The headline blares: "Elderly Chicago woman found dead, mutilated." Four fingers of her right hand had been severed.
The prime suspect? The slain woman's best friend, Dr. Jennifer White, a recently retired orthopedic surgeon who is also her neighbor on the 2100 block of Sheffield Avenue.
The essential twist to the crime story: The doctor has dementia and doesn't know whether or not she committed the crime. Even by the standard of the CBS drama "Criminal Minds," this is a complicated story, and one requiring the assurance of a gifted novelist to pull off.
This is the case at the heart of Alice LaPlante's debut novel, "Turn of Mind." More than a formulaic police procedural, or a mystery told from the observer or detective's point of view, the story is told in the first-person voice of the suspect herself, who reveals her brilliant but ever-shifting mind throughout the investigation.
In this expertly paced novel, LaPlante effectively brings readers into the mind of a woman who has been an impressive physician, a working mother, with a rich and complex constellation of family and friends, and whose mind lurches and grinds in ways that betray her. LaPlante has metabolized her personal experience and made it a compelling puzzle. "I don't believe fiction works when the writer is trying to send messages or preach or teach," LaPlante explains.
"Turn of Mind" may provide insight for those dealing with dementia, and LaPlante says she would be pleased if that were the case. But to categorize the novel as a dementia book and relegate it to the reference section would fail to recognize its effectiveness as a stunning act of imagination.
For more than a decade, the author has witnessed her aging mother's decline. Her parents still live in the Arlington Heights house where they raised their eight children. Alice, the second child, attended Buffalo Grove High School and then went on to University of Illinois at Urbana-Champaign. Teaching creative writing at Stanford and San Francisco State Universities, LaPlante lives in Palo Alto, Calif., with her life partner, David Renton, and her daughter, Sarah, 16, from a previous marriage. She returns to Arlington Heights with regularity to pitch in with caring for her parents.
After college, LaPlante lived for several years on Racine Avenue near DePaul University, a robust neighborhood. She says that "it's where my imagination has always tended to go when I sit down to write."
At the novel's center is the complex and fierce friendship between Jennifer White and the woman she may or may not have killed. In this sense, "Turn of Mind" evokes psychological literary thrillers such as Patricia Highsmith's "The Talented Mr. Ripley" or Dorothy L. Sayers' "Gaudy Night."

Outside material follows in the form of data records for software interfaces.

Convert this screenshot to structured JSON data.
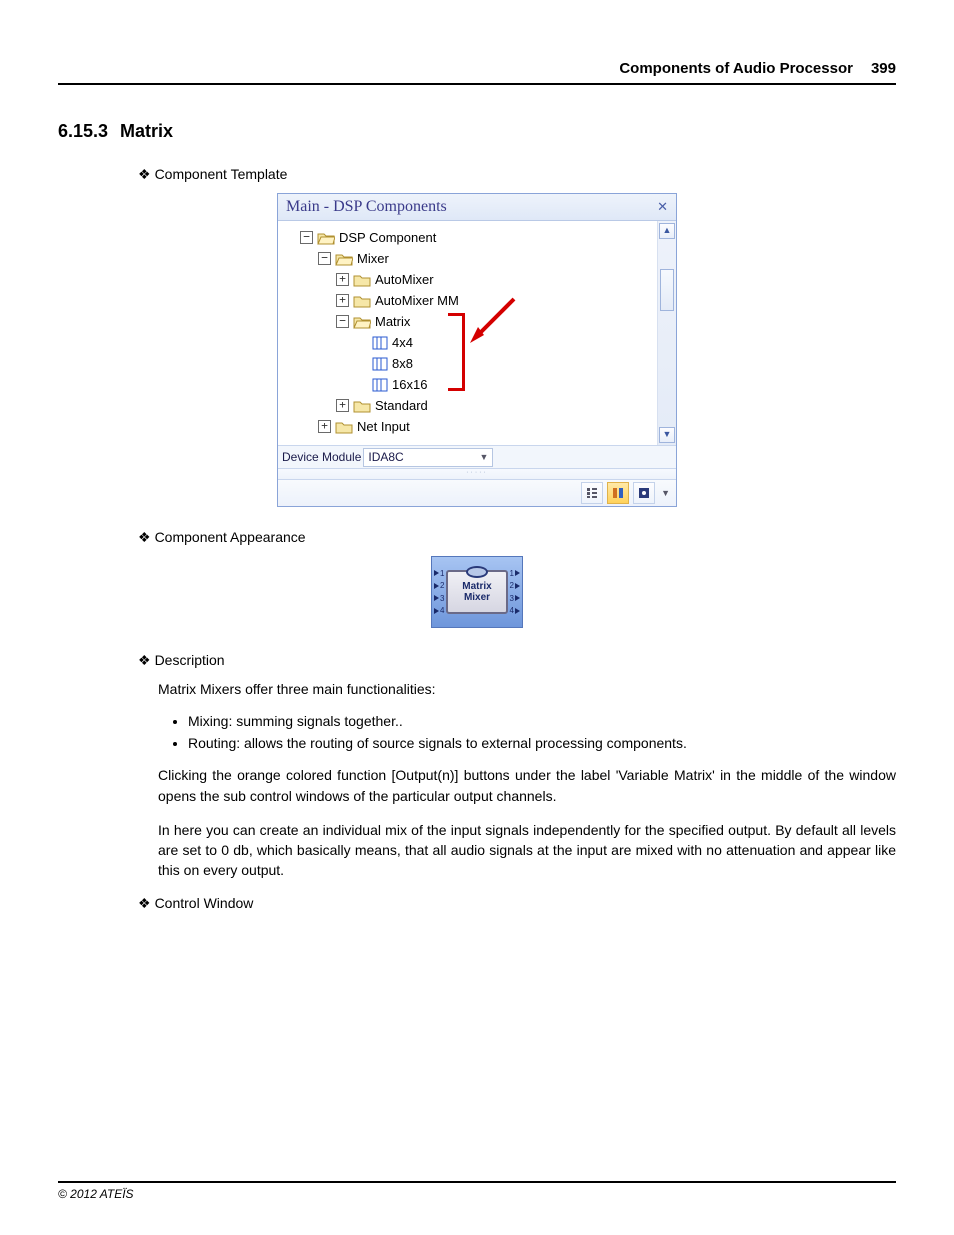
{
  "header": {
    "title": "Components of Audio Processor",
    "page": "399"
  },
  "section": {
    "num": "6.15.3",
    "title": "Matrix"
  },
  "labels": {
    "tpl": "Component Template",
    "appear": "Component Appearance",
    "desc": "Description",
    "ctrl": "Control Window"
  },
  "dsp": {
    "title": "Main - DSP Components",
    "tree": {
      "root": "DSP Component",
      "mixer": "Mixer",
      "automixer": "AutoMixer",
      "automixer_mm": "AutoMixer MM",
      "matrix": "Matrix",
      "m4": "4x4",
      "m8": "8x8",
      "m16": "16x16",
      "standard": "Standard",
      "netinput": "Net Input"
    },
    "device_label": "Device Module",
    "device_value": "IDA8C"
  },
  "chip": {
    "line1": "Matrix",
    "line2": "Mixer",
    "ports": [
      "1",
      "2",
      "3",
      "4"
    ]
  },
  "desc": {
    "intro": "Matrix Mixers offer three main functionalities:",
    "b1": "Mixing: summing signals together..",
    "b2": "Routing: allows the routing of source signals to external processing components.",
    "p1": "Clicking the orange colored function [Output(n)] buttons under the label 'Variable Matrix' in the middle of the window opens the sub control windows of the particular output channels.",
    "p2": "In here you can create an individual mix of the input signals independently for the specified output. By default all levels are set to 0 db, which basically means, that all audio signals at the input are mixed with no attenuation and appear like this on every output."
  },
  "footer": "© 2012 ATEÏS"
}
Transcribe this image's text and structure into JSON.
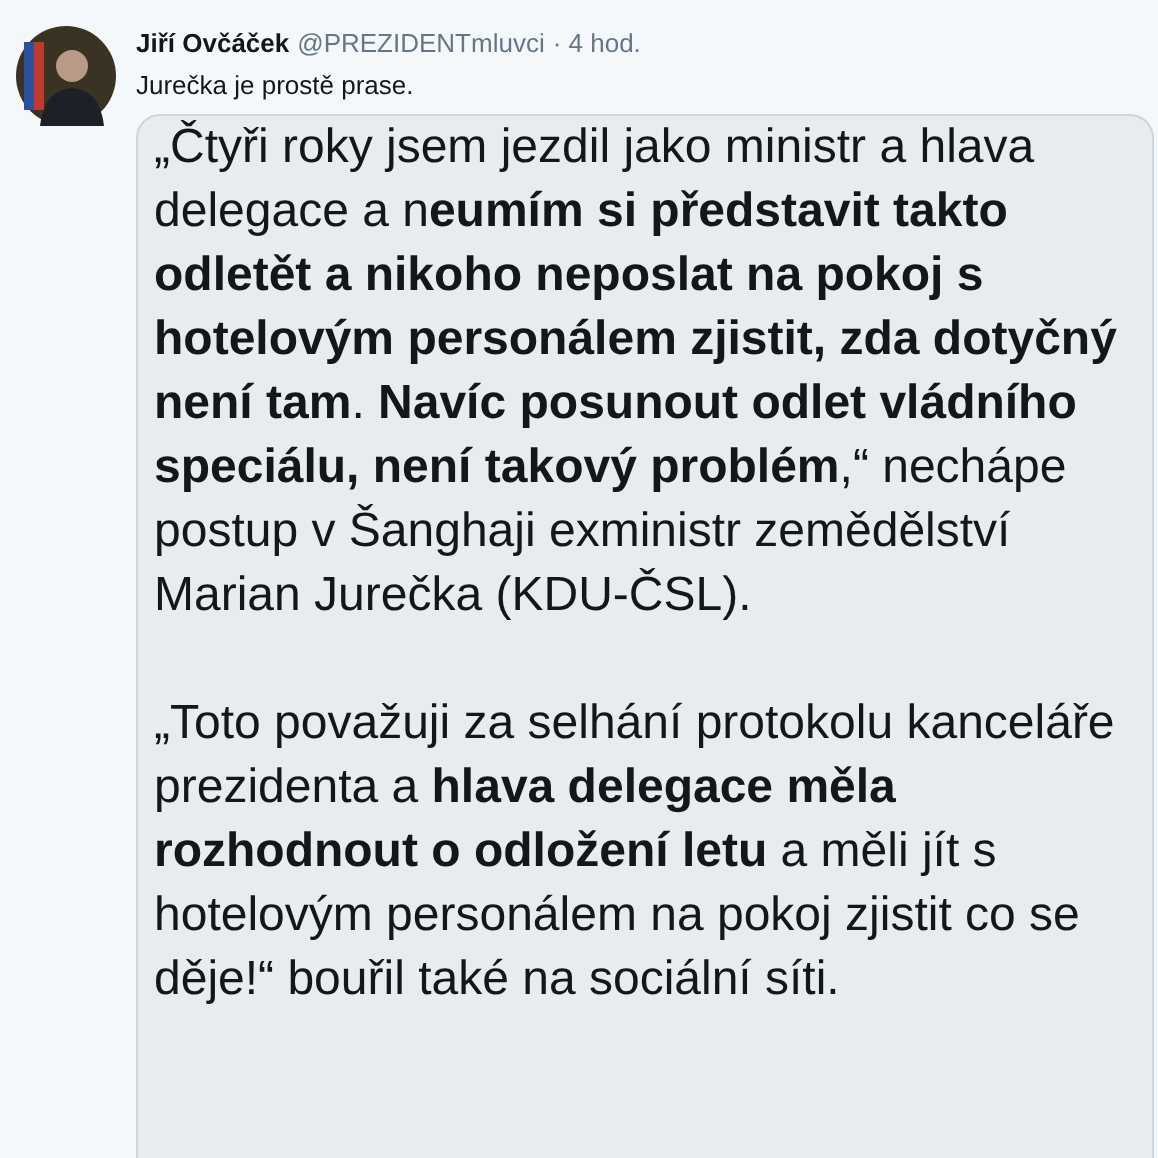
{
  "tweet": {
    "author": {
      "name": "Jiří Ovčáček",
      "handle": "@PREZIDENTmluvci",
      "time": "· 4 hod."
    },
    "text": "Jurečka je prostě prase.",
    "attached_text": {
      "paragraphs": [
        "„Čtyři roky jsem jezdil jako ministr a hlava delegace a n**eumím si představit takto odletět a nikoho neposlat na pokoj s hotelovým personálem zjistit, zda dotyčný není tam**. **Navíc posunout odlet vládního speciálu, není takový problém**,“ nechápe postup v Šanghaji exministr zemědělství Marian Jurečka (KDU-ČSL).",
        "„Toto považuji za selhání protokolu kanceláře prezidenta a **hlava delegace měla rozhodnout o odložení letu** a měli jít s hotelovým personálem na pokoj zjistit co se děje!“ bouřil také na sociální síti."
      ]
    }
  }
}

Though "Turn of Mind" is hardly dogmatic, LaPlante acknowledges that being a strong feminist played into the novel's development. LaPlante is aware that the word has negative connotations. Recounting a recent conversation with her daughter on the subject, she says: "When I told her at the most basic level, a feminist is simply anyone who believes that women should not be held back from living the fullest, richest lives they are capable of simply because they are women, and they had the same capacity for good and bad, for joy and pain, as men, she got it."
Although "Turn of Mind" may be LaPlante's debut novel, she has influenced a generation of aspiring fiction writers as the author of "Method and Madness: The Making of a Story," her creative writing textbook, which is widely used in college classrooms.
On the risky technique of employing a character with dementia as her narrator, she laughingly says that she stands by the advice in her textbook.
"I did use it myself, and I believe it's solid!" she says.
Beyond the crime in the fictional newspaper story lies a complex reality. Maybe our best chance of figuring it out lies with the person apparently least able to offer a solution. Sometimes the most seemingly unreliable narrators can get at deeper truths than one might otherwise imagine.
Alice LaPlante will make several Chicago-area appearances in the coming week to read from "Turn of Mind," take questions and sign books.
•Noon Monday in the Lake Villa District Library, 1001 E. Grand Ave., Lake Villa; free, reservation required; lunch will be served; 847-356-7711.
•7 p.m. in the Fremont Library, 1170 N. Midlothian Rd., Mundelein; free, reservation required; 847-566-8702
•7 p.m. Tuesday in Anderson's Bookshop, 123 W. Jefferson Ave., Naperville; free; 630-355-2665Copyright © 2015, The Baltimore Sun